Your password/passphrase is like your signature; giving it out to others amounts to giving them the authority to sign your name, which makes you responsible for all activities associated with your account.
As a convenience, hotels, restaurants, and businesses often offer public internet access. Please use this access with care, and avoid accessing confidential information, such as financial data using these networks. Hackers often target these networks to obtain confidential information for financial gain. Whenever possible, use the UChicago VPN (cVPN) to carry out University business, as an added layer of protection. Still, hackers may be able to access your username, password or passphrase, and other private information by tracking your keystrokes remotely.
The longer you’ve used a password or passphrase, the more likely it is that someone has managed to figure it out. Change your passwords or passphrases regularly, such as once a year. Password protecting the most confidential information should be changed more frequently than others. To change your CNet password or passphrase, visit http://cnet.uchicago.edu.
Many web browsers and email clients offer to store your password or passphrases (where applicable). This is not the best idea and should only be done with care. Never store passwords or passphrases associated with important services, such as financial accounts. Computer viruses and spyware programs can easily retrieve stored passwords or passphrases from these accounts. They may even be able to distribute your passwords or passphrases before you notice that anything is wrong.

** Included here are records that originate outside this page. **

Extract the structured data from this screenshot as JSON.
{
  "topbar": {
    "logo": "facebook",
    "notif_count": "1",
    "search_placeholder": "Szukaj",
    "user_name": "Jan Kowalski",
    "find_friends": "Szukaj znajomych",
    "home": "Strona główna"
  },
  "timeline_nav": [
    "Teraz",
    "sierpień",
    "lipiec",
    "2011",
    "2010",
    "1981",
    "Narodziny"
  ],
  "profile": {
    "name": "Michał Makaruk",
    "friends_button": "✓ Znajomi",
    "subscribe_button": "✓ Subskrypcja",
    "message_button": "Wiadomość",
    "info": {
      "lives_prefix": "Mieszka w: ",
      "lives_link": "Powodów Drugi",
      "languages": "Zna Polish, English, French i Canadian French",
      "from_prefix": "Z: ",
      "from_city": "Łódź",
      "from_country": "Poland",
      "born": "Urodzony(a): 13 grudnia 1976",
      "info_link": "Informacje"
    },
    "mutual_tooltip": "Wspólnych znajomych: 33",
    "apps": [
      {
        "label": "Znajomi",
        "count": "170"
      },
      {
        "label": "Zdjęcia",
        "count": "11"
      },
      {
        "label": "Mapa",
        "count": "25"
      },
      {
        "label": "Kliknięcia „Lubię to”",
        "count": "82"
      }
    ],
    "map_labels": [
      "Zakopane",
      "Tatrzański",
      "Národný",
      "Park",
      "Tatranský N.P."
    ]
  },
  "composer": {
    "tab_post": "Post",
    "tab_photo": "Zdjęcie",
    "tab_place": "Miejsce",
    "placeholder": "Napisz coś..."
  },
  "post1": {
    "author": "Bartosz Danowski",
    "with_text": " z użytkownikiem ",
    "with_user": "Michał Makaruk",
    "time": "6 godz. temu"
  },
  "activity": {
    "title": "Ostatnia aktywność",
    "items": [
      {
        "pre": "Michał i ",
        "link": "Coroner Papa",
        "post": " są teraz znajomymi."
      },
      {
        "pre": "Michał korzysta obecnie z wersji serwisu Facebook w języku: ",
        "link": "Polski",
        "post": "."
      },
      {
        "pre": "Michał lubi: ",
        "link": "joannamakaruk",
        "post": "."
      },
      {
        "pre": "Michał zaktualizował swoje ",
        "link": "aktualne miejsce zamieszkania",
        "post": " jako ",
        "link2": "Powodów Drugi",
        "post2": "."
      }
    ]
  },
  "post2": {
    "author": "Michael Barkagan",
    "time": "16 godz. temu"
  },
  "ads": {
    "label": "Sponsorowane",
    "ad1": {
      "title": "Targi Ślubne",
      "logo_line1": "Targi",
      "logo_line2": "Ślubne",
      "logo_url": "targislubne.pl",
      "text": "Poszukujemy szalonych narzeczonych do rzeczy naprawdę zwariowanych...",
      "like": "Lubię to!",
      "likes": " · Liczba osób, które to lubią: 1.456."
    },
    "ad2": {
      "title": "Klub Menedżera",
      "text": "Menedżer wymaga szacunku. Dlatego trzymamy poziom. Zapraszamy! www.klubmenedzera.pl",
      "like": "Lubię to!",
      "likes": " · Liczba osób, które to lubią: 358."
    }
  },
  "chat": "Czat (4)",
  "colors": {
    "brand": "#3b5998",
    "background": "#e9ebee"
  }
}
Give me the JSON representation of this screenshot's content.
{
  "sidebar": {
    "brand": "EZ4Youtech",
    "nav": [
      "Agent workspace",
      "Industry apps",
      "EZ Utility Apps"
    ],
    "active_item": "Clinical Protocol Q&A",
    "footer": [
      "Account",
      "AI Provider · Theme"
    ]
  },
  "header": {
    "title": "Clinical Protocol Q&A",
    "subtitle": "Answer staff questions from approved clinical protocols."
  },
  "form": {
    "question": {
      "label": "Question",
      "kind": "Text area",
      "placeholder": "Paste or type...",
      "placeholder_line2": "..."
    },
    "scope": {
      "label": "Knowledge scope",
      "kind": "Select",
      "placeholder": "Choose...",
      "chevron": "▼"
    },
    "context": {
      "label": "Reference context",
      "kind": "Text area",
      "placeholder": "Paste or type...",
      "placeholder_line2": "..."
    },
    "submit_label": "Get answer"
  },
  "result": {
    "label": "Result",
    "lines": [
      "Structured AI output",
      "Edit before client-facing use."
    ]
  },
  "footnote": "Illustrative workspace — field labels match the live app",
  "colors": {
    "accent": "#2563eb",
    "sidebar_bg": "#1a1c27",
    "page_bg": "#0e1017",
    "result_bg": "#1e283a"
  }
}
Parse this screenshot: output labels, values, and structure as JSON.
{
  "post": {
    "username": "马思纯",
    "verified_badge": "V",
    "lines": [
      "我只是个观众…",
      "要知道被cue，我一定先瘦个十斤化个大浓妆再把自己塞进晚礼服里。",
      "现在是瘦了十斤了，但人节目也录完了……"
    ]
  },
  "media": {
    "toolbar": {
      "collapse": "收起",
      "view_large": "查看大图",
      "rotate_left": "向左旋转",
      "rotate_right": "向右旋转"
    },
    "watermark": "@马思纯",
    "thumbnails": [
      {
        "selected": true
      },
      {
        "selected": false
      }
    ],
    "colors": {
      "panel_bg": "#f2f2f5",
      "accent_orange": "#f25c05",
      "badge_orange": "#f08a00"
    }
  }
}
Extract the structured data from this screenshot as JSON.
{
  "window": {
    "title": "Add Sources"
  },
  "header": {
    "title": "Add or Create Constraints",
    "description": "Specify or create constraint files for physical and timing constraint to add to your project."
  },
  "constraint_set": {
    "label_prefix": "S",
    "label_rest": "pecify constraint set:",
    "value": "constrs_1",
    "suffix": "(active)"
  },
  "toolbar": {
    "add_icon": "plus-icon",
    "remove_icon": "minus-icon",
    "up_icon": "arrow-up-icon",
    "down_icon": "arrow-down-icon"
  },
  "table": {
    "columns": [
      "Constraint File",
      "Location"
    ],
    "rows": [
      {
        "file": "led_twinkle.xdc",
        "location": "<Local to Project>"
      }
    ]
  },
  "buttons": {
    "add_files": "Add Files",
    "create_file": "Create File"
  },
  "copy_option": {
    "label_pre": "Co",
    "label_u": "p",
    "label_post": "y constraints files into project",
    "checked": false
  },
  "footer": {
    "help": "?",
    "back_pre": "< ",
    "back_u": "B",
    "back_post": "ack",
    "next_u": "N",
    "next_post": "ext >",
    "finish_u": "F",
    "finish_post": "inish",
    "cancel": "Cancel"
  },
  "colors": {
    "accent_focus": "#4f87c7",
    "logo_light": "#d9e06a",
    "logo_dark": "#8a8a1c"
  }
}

The sole exception to this is what we'll call "throwaway passwords." Throwaway passwords are passwords or passphrases for accounts that you do not care about and which DO NOT contain sensitive information, such as credit card information, medical history, phone records, etc. A throwaway password might be one of several passwords you reuse for services or applications you rarely visit, which you don't care about being cracked by hackers and which do not contain confidential data.
For example, the names of the street you grew up on, your Harry Potter blog, the states you lived in, your obsession with making homemade canned goods on Pinterest, your likes on Facebook, and relatives' names can all be easily found online, and some websites are devoted solely to compiling biographical information about you, like MyLife.
If you need to write down your password or passphrase temporarily or access it from a written source, please store it in safe place. Do not write your passwords or passphrases down and place them under your keyboard or an unlocked drawer. If you must write them down, consider leaving out some of the easily remembered characters, and insert them when typing them in. Destroy the paper once you have memorized the passwords or passphrases.
Here are some tips for safely storing a hard copy of your password:
Departments can store a sealed package of passwords or passphrases in a fireproof safe with IT Security. Only pre-designated parties will be able to retrieve the sealed package. For more information about this free service, see Password Escrow.
A final note: to strengthen your account security, ITS strongly encourages users to consider opting in to 2Factor Authentication (2FA). 2Factor Authentication (2FA) enhances the security of your CNetID by using your phone, tablet or other device to verify that you are really you when you attempt to access University applications. This prevents anyone but you from using your account to log in to websites like MyUChicago, even if they know your CNetID password or passphrase.
More information about 2FA and how to use it may be found in the "2Factor Authentication (2FA) - Overview" and in the "2Factor Authentication (2FA)- FAQ."
For other security tips, visit our Safe Computing site.